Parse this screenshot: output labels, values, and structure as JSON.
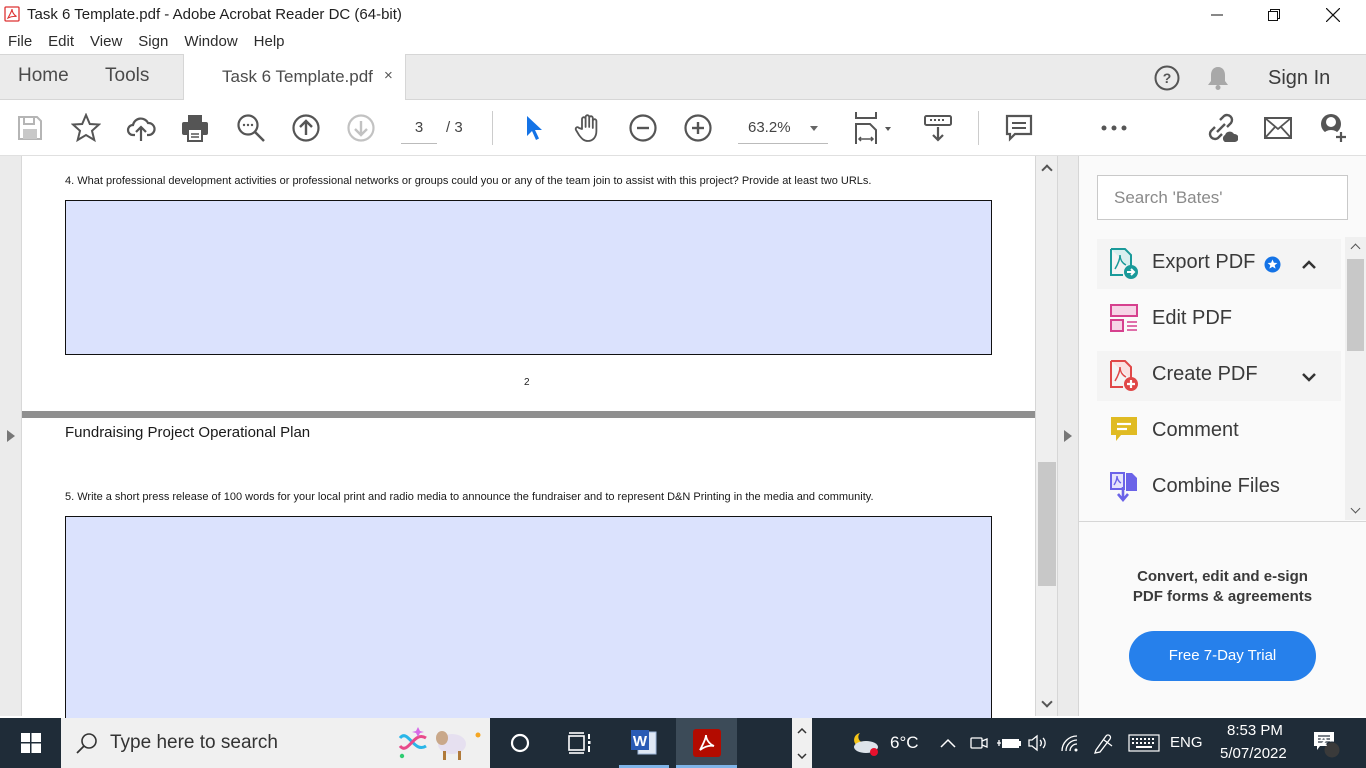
{
  "window": {
    "title": "Task 6 Template.pdf - Adobe Acrobat Reader DC (64-bit)",
    "controls": [
      "minimize",
      "restore",
      "close"
    ]
  },
  "menu": [
    "File",
    "Edit",
    "View",
    "Sign",
    "Window",
    "Help"
  ],
  "tabs": {
    "home": "Home",
    "tools": "Tools",
    "document": "Task 6 Template.pdf",
    "close_symbol": "×",
    "sign_in": "Sign In"
  },
  "toolbar": {
    "current_page": "3",
    "total_pages": "/ 3",
    "zoom": "63.2%",
    "icons": [
      "save-icon",
      "star-icon",
      "upload-cloud-icon",
      "print-icon",
      "search-zoom-icon",
      "page-up-icon",
      "page-down-icon",
      "select-cursor-icon",
      "hand-icon",
      "zoom-out-icon",
      "zoom-in-icon",
      "fit-page-icon",
      "scroll-mode-icon",
      "comment-icon",
      "more-icon",
      "share-link-icon",
      "email-icon",
      "add-user-icon"
    ]
  },
  "document": {
    "q4": "4. What professional development activities or professional networks or groups could you or any of the team join to assist with this project? Provide at least two URLs.",
    "q4_answer": "",
    "page_number": "2",
    "section_title": "Fundraising Project Operational Plan",
    "q5": "5. Write a short press release of 100 words for your local print and radio media to announce the fundraiser and to represent D&N Printing in the media and community.",
    "q5_answer": "",
    "field_color": "#dbe2fd"
  },
  "right_pane": {
    "search_placeholder": "Search 'Bates'",
    "tools": [
      {
        "label": "Export PDF",
        "icon": "export-pdf-icon",
        "color": "#1a9a9a",
        "badge": "premium-star-icon",
        "expand": "collapse"
      },
      {
        "label": "Edit PDF",
        "icon": "edit-pdf-icon",
        "color": "#d6408e"
      },
      {
        "label": "Create PDF",
        "icon": "create-pdf-icon",
        "color": "#e04848",
        "expand": "expand"
      },
      {
        "label": "Comment",
        "icon": "comment-icon",
        "color": "#e0bb23"
      },
      {
        "label": "Combine Files",
        "icon": "combine-files-icon",
        "color": "#6b63e8"
      }
    ],
    "promo_text": "Convert, edit and e-sign PDF forms & agreements",
    "trial_button": "Free 7-Day Trial",
    "accent": "#2680eb"
  },
  "taskbar": {
    "search_placeholder": "Type here to search",
    "apps": [
      "cortana-icon",
      "task-view-icon",
      "word-icon",
      "acrobat-icon"
    ],
    "weather": "6°C",
    "language": "ENG",
    "time": "8:53 PM",
    "date": "5/07/2022",
    "notifications": "2"
  }
}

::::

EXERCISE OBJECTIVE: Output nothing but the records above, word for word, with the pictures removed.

EXERCISE ANSWER:
Parse this screenshot: output labels, values, and structure as JSON.
{
  "window": {
    "title": "Task 6 Template.pdf - Adobe Acrobat Reader DC (64-bit)",
    "controls": [
      "minimize",
      "restore",
      "close"
    ]
  },
  "menu": [
    "File",
    "Edit",
    "View",
    "Sign",
    "Window",
    "Help"
  ],
  "tabs": {
    "home": "Home",
    "tools": "Tools",
    "document": "Task 6 Template.pdf",
    "close_symbol": "×",
    "sign_in": "Sign In"
  },
  "toolbar": {
    "current_page": "3",
    "total_pages": "/ 3",
    "zoom": "63.2%",
    "icons": [
      "save-icon",
      "star-icon",
      "upload-cloud-icon",
      "print-icon",
      "search-zoom-icon",
      "page-up-icon",
      "page-down-icon",
      "select-cursor-icon",
      "hand-icon",
      "zoom-out-icon",
      "zoom-in-icon",
      "fit-page-icon",
      "scroll-mode-icon",
      "comment-icon",
      "more-icon",
      "share-link-icon",
      "email-icon",
      "add-user-icon"
    ]
  },
  "document": {
    "q4": "4. What professional development activities or professional networks or groups could you or any of the team join to assist with this project? Provide at least two URLs.",
    "q4_answer": "",
    "page_number": "2",
    "section_title": "Fundraising Project Operational Plan",
    "q5": "5. Write a short press release of 100 words for your local print and radio media to announce the fundraiser and to represent D&N Printing in the media and community.",
    "q5_answer": "",
    "field_color": "#dbe2fd"
  },
  "right_pane": {
    "search_placeholder": "Search 'Bates'",
    "tools": [
      {
        "label": "Export PDF",
        "icon": "export-pdf-icon",
        "color": "#1a9a9a",
        "badge": "premium-star-icon",
        "expand": "collapse"
      },
      {
        "label": "Edit PDF",
        "icon": "edit-pdf-icon",
        "color": "#d6408e"
      },
      {
        "label": "Create PDF",
        "icon": "create-pdf-icon",
        "color": "#e04848",
        "expand": "expand"
      },
      {
        "label": "Comment",
        "icon": "comment-icon",
        "color": "#e0bb23"
      },
      {
        "label": "Combine Files",
        "icon": "combine-files-icon",
        "color": "#6b63e8"
      }
    ],
    "promo_text": "Convert, edit and e-sign PDF forms & agreements",
    "trial_button": "Free 7-Day Trial",
    "accent": "#2680eb"
  },
  "taskbar": {
    "search_placeholder": "Type here to search",
    "apps": [
      "cortana-icon",
      "task-view-icon",
      "word-icon",
      "acrobat-icon"
    ],
    "weather": "6°C",
    "language": "ENG",
    "time": "8:53 PM",
    "date": "5/07/2022",
    "notifications": "2"
  }
}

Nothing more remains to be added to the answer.